== WHAT THE TASK REQUIRES ==
Would you please return the lines of the material that contain the word "PRINT"?

RECORD SET below:

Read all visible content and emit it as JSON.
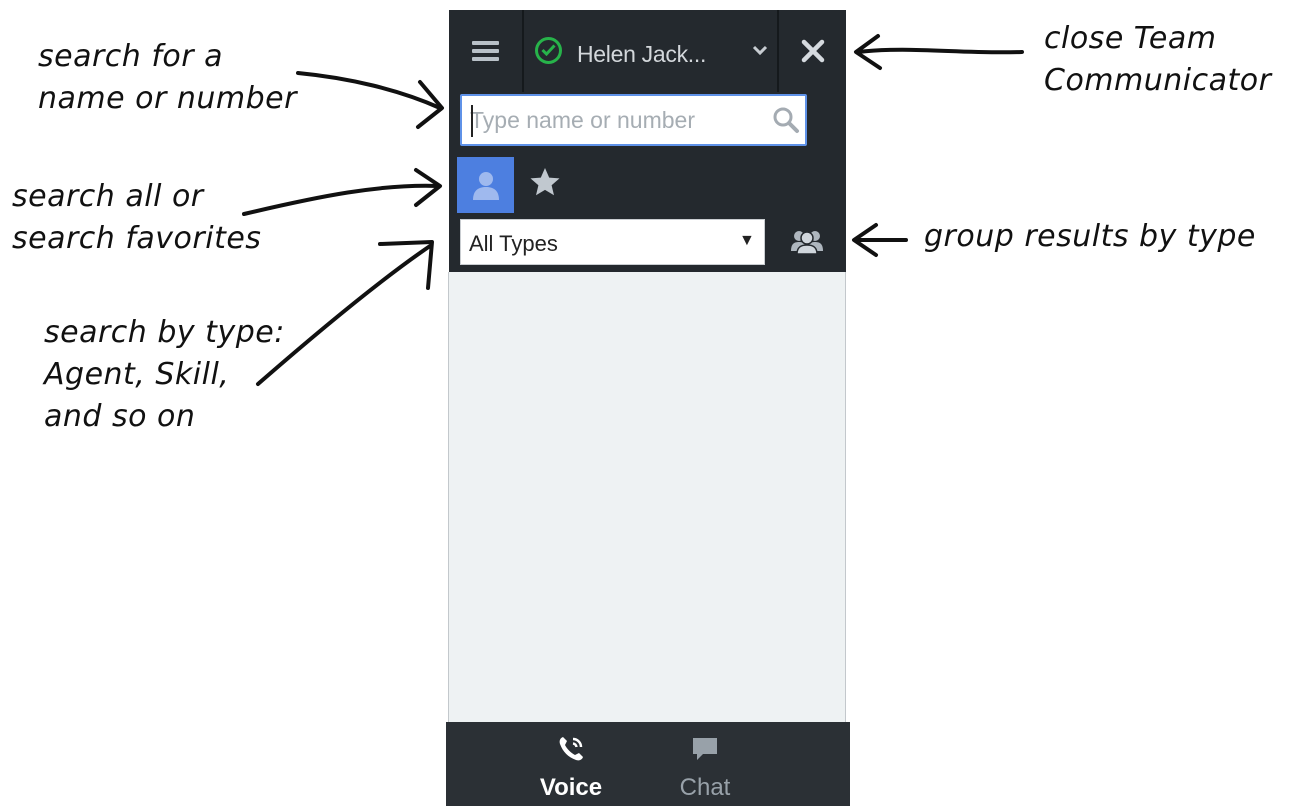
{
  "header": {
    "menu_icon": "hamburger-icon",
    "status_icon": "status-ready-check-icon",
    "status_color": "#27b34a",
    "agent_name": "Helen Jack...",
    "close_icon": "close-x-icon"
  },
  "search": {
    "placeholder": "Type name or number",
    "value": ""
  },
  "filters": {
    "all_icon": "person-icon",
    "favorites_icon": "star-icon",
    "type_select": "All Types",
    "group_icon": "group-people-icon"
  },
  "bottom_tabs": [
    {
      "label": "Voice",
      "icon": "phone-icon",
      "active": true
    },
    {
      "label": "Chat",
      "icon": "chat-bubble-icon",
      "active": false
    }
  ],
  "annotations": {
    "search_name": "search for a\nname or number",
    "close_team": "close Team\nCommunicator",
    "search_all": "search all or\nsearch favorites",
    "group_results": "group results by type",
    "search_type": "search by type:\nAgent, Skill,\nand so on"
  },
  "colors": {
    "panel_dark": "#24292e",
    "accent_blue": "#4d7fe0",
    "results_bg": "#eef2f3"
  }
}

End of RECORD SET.
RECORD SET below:

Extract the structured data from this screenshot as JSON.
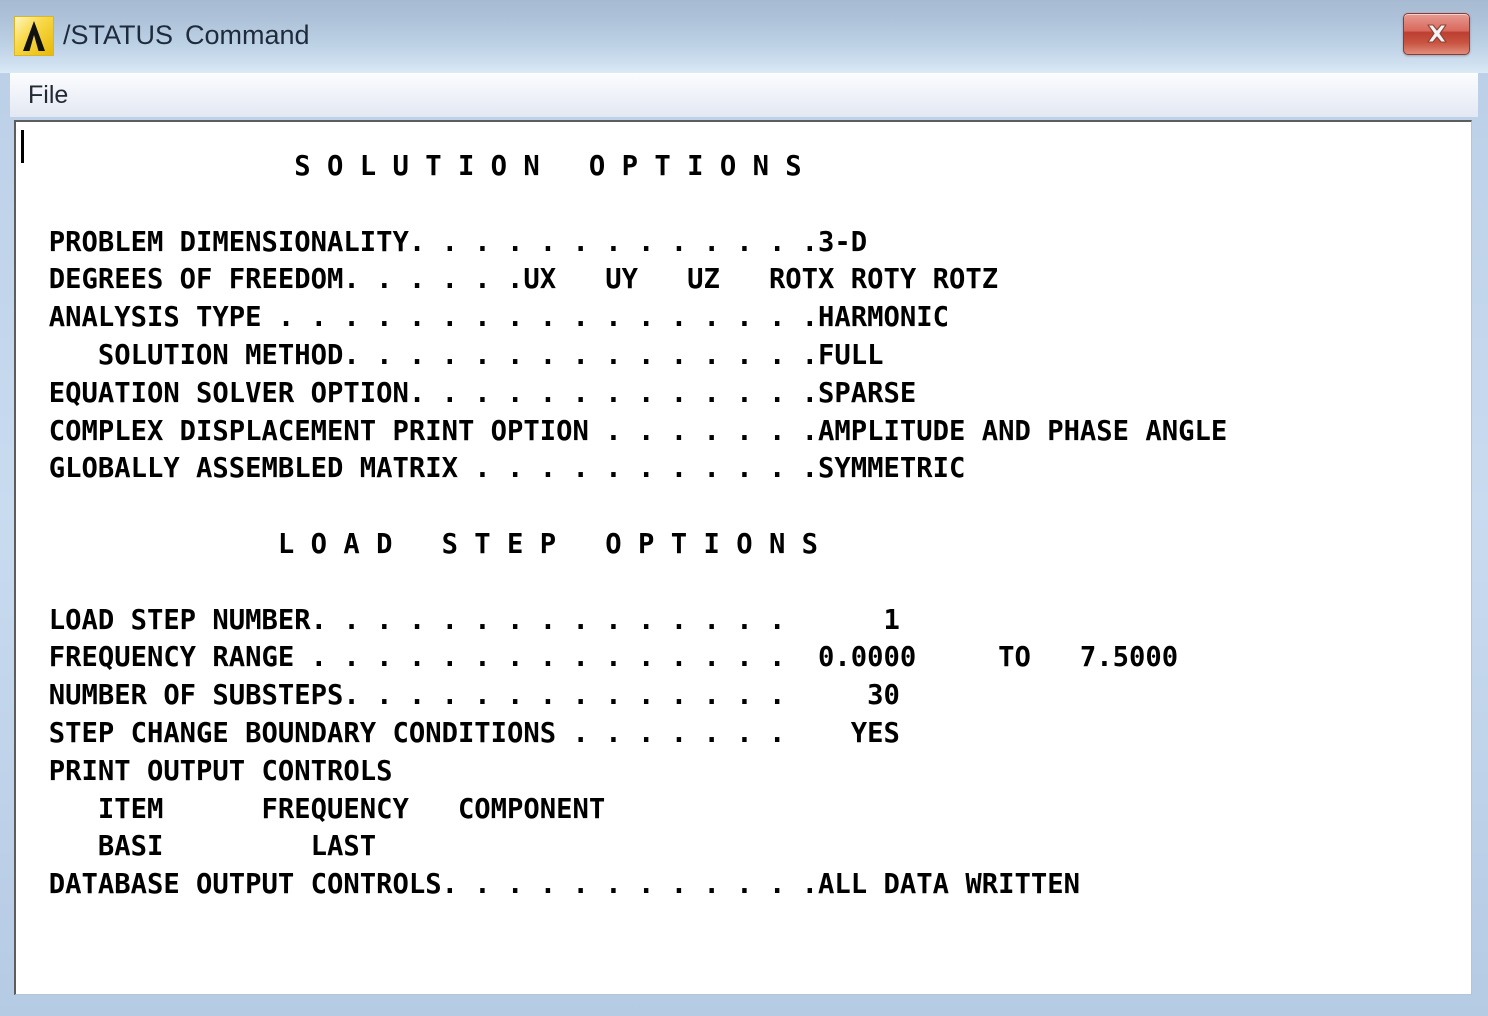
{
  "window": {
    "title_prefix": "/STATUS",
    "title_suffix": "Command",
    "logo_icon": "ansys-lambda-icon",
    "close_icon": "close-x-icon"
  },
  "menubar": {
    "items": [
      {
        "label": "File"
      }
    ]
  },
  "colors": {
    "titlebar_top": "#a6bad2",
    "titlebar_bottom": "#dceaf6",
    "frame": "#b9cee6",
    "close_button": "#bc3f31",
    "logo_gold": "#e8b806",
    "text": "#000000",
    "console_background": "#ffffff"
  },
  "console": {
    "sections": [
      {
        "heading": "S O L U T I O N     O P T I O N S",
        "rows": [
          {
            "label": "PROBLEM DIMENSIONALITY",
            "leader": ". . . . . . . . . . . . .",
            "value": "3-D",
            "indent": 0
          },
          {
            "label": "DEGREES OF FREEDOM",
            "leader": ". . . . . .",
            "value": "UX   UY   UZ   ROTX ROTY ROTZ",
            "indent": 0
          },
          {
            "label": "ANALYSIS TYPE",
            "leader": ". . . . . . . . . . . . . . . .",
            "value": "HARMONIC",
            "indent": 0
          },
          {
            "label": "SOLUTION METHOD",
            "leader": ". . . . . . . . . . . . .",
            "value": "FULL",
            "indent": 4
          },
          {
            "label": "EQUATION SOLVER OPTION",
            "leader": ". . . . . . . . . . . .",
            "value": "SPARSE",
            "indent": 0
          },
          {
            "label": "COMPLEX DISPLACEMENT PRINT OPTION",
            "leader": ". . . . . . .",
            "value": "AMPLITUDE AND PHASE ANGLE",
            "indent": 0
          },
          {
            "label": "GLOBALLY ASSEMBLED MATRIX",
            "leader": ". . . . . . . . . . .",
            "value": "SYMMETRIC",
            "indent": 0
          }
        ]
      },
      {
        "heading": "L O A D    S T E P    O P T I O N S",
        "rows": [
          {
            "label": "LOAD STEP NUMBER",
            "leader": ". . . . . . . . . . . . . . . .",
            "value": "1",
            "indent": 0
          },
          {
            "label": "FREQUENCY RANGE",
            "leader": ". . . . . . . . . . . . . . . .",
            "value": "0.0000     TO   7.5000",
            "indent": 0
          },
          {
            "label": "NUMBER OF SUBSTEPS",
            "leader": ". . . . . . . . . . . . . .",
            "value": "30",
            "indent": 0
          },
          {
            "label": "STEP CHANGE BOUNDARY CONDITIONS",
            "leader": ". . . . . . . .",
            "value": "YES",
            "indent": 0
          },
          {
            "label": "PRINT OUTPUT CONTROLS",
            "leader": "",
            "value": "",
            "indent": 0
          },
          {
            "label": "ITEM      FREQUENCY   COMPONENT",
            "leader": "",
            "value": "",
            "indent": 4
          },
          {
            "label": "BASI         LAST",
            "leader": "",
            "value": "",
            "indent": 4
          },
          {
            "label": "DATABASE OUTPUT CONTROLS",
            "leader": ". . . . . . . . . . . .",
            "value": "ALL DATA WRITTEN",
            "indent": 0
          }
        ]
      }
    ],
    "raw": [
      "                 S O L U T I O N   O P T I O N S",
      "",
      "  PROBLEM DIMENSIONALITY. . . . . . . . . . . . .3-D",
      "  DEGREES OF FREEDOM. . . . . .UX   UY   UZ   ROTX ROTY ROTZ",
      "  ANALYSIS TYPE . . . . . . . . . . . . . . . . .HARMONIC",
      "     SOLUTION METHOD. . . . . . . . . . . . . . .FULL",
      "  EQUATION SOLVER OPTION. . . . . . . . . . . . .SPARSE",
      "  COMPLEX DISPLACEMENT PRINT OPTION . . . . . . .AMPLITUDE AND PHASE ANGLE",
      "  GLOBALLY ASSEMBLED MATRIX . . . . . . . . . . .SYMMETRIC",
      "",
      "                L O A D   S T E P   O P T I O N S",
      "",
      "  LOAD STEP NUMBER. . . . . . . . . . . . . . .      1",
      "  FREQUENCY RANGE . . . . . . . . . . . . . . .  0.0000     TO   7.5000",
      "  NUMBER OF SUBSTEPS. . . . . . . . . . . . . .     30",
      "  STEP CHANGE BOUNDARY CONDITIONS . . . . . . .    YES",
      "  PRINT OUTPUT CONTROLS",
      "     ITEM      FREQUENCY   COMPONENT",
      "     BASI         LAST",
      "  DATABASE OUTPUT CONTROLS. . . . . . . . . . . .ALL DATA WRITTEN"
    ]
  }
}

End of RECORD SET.

== ANSWER TO THE PROBLEM ==
            "label": "COMPLEX DISPLACEMENT PRINT OPTION",
            "label": "PRINT OUTPUT CONTROLS",
      "  COMPLEX DISPLACEMENT PRINT OPTION . . . . . . .AMPLITUDE AND PHASE ANGLE",
      "  PRINT OUTPUT CONTROLS",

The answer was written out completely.